Frequently Asked Questions
Why is AATAP needed?
Researchers who have studied the transplant process have found that Black patients are:
- Less likely to be told about transplant as a treatment option
- Less likely to be referred to a transplant center
- Less likely to be listed on the donor waiting list
- Less likely to undergo a living donor transplant
Chicago is a beautifully diverse city. However, it is also a very segregated city. ZIP code is not only likely to determine the ethnic and racial makeup of a neighborhood, but also the opportunities to access healthy food and quality health care. Those who live in predominantly Black neighborhoods are more likely to lack such access, which negatively impacts their health.
As an advocate for Black residents in the greater Chicagoland area, AATAP is committed to working to eliminate disparities in transplant care for kidney and liver disease. We are dedicated to the development of a deeper understanding of the historical barriers and cultural concerns of the Black community, and strive to work together with the community to overcome those obstacles. Through our program, we aim to increase awareness, improve access and provide excellent outcomes for patients.
How is AATAP working to eliminate disparities in transplant care?
Black patients may have unique challenges navigating the transplant process. AATAP addresses four major causes of disparities in care:
- Patient distrust of the healthcare system
- Limited provider understanding of how specific cultures and environments shape patient interactions with the healthcare system and decision-making

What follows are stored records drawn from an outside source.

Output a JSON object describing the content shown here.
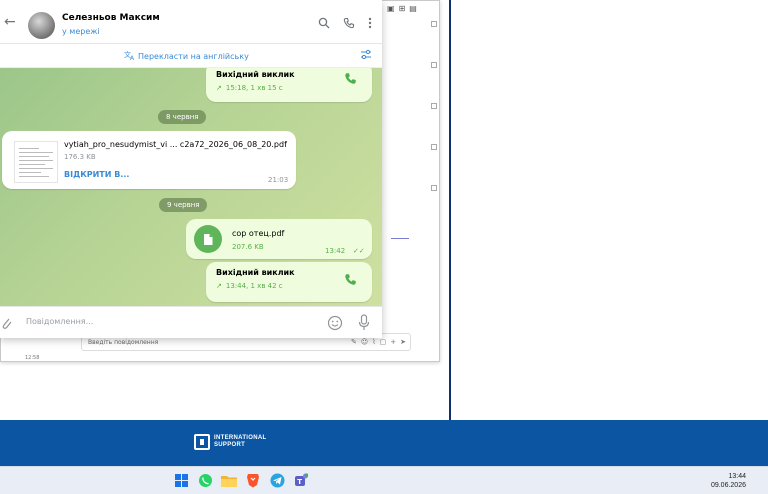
{
  "chat": {
    "contact_name": "Селезньов Максим",
    "contact_status": "у мережі",
    "translate_bar": "Перекласти на англійську",
    "input_placeholder": "Повідомлення..."
  },
  "messages": {
    "call1": {
      "title": "Вихідний виклик",
      "meta": "15:18, 1 хв 15 с"
    },
    "date1": "8 червня",
    "file1": {
      "name": "vytiah_pro_nesudymist_vi ... c2a72_2026_06_08_20.pdf",
      "size": "176.3 KB",
      "action": "ВІДКРИТИ В...",
      "time": "21:03"
    },
    "date2": "9 червня",
    "file2": {
      "name": "cop отец.pdf",
      "size": "207.6 KB",
      "time": "13:42"
    },
    "call2": {
      "title": "Вихідний виклик",
      "meta": "13:44, 1 хв 42 с"
    }
  },
  "background": {
    "input_placeholder": "Введіть повідомлення",
    "timestamp": "12:58"
  },
  "banner": {
    "line1": "INTERNATIONAL",
    "line2": "SUPPORT"
  },
  "taskbar": {
    "time": "13:44",
    "date": "09.06.2026",
    "apps": [
      "windows-start-icon",
      "whatsapp-icon",
      "file-explorer-icon",
      "brave-browser-icon",
      "telegram-icon",
      "teams-icon"
    ]
  },
  "colors": {
    "accent": "#3a8bd7",
    "outgoing_bubble": "#effdde",
    "call_green": "#4fae4e",
    "banner": "#0b55a3"
  }
}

- Patient challenges to navigate a complex and difficult diagnosis and treatment plan
- Patient challenges to navigate insurance and social support requirements
How is care through AATAP different from a regular transplant evaluation?
Our patients must meet the same requirements as all patients to be listed for a donor organ and to be approved for transplant surgery. The difference is that our services are geared toward Black patients who are struggling with barriers to accessing and navigating the transplant process. Not all Black patients will need the services of AATAP.
How are patients identified for care through AATAP?
Patients must be referred to AATAP and do not have to be current patients at Northwestern Medicine. Patients can be referred by:
- Themselves. Any patient who believes they can benefit from the program may self-refer.
- Former or current AATAP patients. Those who have benefited from AATAP are most likely to understand the value of the program and identify others who can benefit.
- A physician or other medical provider. Anyone who works with patients in a capacity that allows them to assess for barriers to care can make referrals.
To make an appointment, call 312.695.8900, TTY 711.
Northwestern Medicine Organ Transplant Center
676 North St. Clair Street, 19th Floor
Chicago, Illinois 60611